Corporates and start-ups are somewhat perceived as opponents. What else could they be, taking into account all the big differences in approach, mind-set and, more importantly, in the ability to adapt quickly? From a corporate point of view, considering start-ups a competitive threat is more than understandable. They appear seemingly out of thin air powered by digitalization to drive major innovations and disrupt entire industries in no time. But is this all there is to it?
Corporates & Start-ups: Everlasting Rivals or Potential Partners
Will they keep on being everlasting rivals, and companies better be quick to learn how to keep up with the disruptive force of start-ups? No, that can't be all. And the corporate world has long altered this assumption. What many corporates and start-ups realized is that by partnering up and combining their resources more often than not this leads to benefits for both of them.

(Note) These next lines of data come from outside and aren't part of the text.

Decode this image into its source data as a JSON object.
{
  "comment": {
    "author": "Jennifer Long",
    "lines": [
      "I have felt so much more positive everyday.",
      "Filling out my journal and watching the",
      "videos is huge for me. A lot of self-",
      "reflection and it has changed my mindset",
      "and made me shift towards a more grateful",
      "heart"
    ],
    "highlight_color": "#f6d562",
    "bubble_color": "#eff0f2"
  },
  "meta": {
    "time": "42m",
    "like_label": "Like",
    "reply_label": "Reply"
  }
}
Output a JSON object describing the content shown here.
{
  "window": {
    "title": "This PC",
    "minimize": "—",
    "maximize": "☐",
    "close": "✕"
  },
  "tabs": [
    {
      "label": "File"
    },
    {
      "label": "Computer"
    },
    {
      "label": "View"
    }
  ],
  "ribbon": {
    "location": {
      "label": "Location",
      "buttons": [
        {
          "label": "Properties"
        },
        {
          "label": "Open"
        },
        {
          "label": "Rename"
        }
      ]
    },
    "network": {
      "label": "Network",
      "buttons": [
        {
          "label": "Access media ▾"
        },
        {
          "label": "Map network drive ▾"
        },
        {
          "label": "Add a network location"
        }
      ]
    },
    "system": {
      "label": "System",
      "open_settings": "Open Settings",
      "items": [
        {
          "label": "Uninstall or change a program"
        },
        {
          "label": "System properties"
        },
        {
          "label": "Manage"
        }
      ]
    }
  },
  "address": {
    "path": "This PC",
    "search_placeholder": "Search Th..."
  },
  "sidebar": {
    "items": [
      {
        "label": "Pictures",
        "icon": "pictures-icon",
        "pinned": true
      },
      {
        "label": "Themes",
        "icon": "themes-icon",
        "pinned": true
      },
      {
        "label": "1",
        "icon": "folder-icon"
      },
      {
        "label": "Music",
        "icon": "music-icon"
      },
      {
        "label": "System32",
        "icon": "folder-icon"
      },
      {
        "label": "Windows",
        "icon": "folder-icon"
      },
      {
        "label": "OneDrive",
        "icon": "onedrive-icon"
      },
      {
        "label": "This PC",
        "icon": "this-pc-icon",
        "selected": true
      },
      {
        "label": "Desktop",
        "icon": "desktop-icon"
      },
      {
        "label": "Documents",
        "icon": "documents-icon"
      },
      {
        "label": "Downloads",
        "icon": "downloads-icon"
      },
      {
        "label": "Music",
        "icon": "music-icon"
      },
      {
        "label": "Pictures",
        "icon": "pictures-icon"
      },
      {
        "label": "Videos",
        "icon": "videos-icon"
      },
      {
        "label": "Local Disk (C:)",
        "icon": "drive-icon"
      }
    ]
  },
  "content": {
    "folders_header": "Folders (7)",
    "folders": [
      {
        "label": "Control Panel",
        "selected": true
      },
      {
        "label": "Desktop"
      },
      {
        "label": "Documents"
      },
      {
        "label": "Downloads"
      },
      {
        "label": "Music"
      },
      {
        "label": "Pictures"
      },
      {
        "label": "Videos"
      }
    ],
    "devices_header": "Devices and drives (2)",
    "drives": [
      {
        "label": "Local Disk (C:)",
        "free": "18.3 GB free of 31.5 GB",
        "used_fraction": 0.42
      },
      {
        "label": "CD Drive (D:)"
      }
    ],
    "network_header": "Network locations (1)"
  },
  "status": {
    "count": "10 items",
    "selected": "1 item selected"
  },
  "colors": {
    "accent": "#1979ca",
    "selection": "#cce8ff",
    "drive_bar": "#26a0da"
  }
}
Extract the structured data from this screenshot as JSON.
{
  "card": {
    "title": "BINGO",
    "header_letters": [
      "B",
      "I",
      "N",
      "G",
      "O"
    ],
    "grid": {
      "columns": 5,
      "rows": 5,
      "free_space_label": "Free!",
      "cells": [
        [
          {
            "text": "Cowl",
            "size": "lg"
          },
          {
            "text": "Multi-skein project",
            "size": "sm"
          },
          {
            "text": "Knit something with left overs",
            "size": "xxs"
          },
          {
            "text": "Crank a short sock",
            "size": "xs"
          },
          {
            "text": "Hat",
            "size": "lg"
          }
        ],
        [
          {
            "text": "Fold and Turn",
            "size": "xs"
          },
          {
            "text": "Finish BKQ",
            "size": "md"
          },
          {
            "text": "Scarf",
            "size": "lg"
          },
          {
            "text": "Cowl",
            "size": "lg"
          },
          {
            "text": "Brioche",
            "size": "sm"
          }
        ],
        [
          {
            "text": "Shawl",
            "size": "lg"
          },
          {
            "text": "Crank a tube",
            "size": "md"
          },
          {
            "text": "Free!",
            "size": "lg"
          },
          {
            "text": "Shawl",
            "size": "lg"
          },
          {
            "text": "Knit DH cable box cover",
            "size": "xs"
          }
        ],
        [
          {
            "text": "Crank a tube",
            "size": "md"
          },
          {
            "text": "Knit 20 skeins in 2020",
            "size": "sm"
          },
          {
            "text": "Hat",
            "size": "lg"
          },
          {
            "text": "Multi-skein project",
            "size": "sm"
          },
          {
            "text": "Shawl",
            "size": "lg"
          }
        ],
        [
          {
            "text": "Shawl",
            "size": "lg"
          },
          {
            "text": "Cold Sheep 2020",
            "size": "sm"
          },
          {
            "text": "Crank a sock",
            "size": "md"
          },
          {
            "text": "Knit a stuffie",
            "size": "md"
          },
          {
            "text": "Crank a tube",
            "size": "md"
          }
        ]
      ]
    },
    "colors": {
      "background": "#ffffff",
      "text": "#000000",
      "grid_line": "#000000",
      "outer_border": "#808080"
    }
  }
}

And it creates more value for their consumers as well as whole industries!
Shaking up established processes and developments with fresh ideas and new approaches while relying on experiences, market knowledge, networks, and resources sure does sound good. This might be well-received now but what remains is the question, where to start? Where to find the right collaboration partners? How to know that this is a fit both draw value from? Especially in this data-driven world, finding data is not the problem anymore but rather being able to manage and sort the data in a way it gives you the answer you are looking for.
That is where the Start-up Radar comes into play.
How to Find a Match Made in Heaven*
*or, in other words, how to find a match that fits the criteria you are looking for in a start-up.
The Start-up Radar allows companies to set up and search a pool of potential start-ups to collaborate with. Keep track of the start-ups you already successfully worked with and the ones you want to partner up with in the future at all times. It is as easy as that.
CrunchBase: The Wikipedia of the Start-up World
The data basis for the Start-up Radar is provided by CrunchBase, the leading start-up database collecting all there is to know about the start-up world. It can be seen as the Wikipedia of the start-up scene, allowing everyone to add and enhance information at all times. So, it is not only about finding but also about being found, and that is where the advantage lies for start-ups: By having an informative profile at CrunchBase they can not only easily be found by investors but also by potential collaboration partners.
Start-up Scouting: Finding, Evaluating, and Collaborating
Innovation trumps pure efficiency as a driver for long–term success. And innovation comes from inside and outside the walls of a corporation. By including employees, customers, and partners in the process of innovating, corporates improve their ability to innovate fast and market-oriented. Chances are good that you already have some tool that helps you tackle challenges and finding solutions together with a diverse network of customers, employers, or other partners along the values chain. Establishing an open dialog with start-ups is the next logical consequence to step up the innovation game, and above all, offers the opportunity of getting insights to new market developments early on.
On the most basic level, the Start-up Radar accesses the CrunchBase database and translates this data into a radar chart, making it easy to get a clear overview of existing start-ups and compare them to each other. But there is more: The Start-up Radar does not only allow you to search for start-ups in general but also to specifically propose selected ones as a partner to an already existing or future innovation project or challenge. The fit can be defined and evaluated by individually selected dimensions and visualized in a clearly structured radar chart. There might also be a selection of start-ups worth considering. The radar chart simultaneously displays several start-ups and helps to compare them following the chosen criteria.
Had there already been a previous collaboration with a start-up, a description can be added containing important facts like: Who was involved, what are the most crucial characteristics of the start-up, how well did the collaboration work, what was the outcome, and so on. That helps to assess future fits and adds to the overall thoroughness of the database. Thus connections between existing ideas, projects and start-ups can be drawn, laying the foundation for more ideas, projects, and collaboration to emerge.
Fostering Long-Term Win-Win Situations
When it comes to partnerships of corporates and start-ups, there is a tendency to focus on the benefits for the corporates. But as mentioned before, done right, this also can be beneficial to start-ups and can end up in long-term partnerships. First of all, by maintaining and updating their profile at CrunchBase, start-ups do gain the visibility they need to enter in collaboration in the first place. As soon as they partnered up with a company, the Start-up Radar lies the foundation for establishing long-term collaborations. By collecting, storing, and linking data, the Start-up Radar provides an easily manageable overview that forms the basis for value-creating partnerships.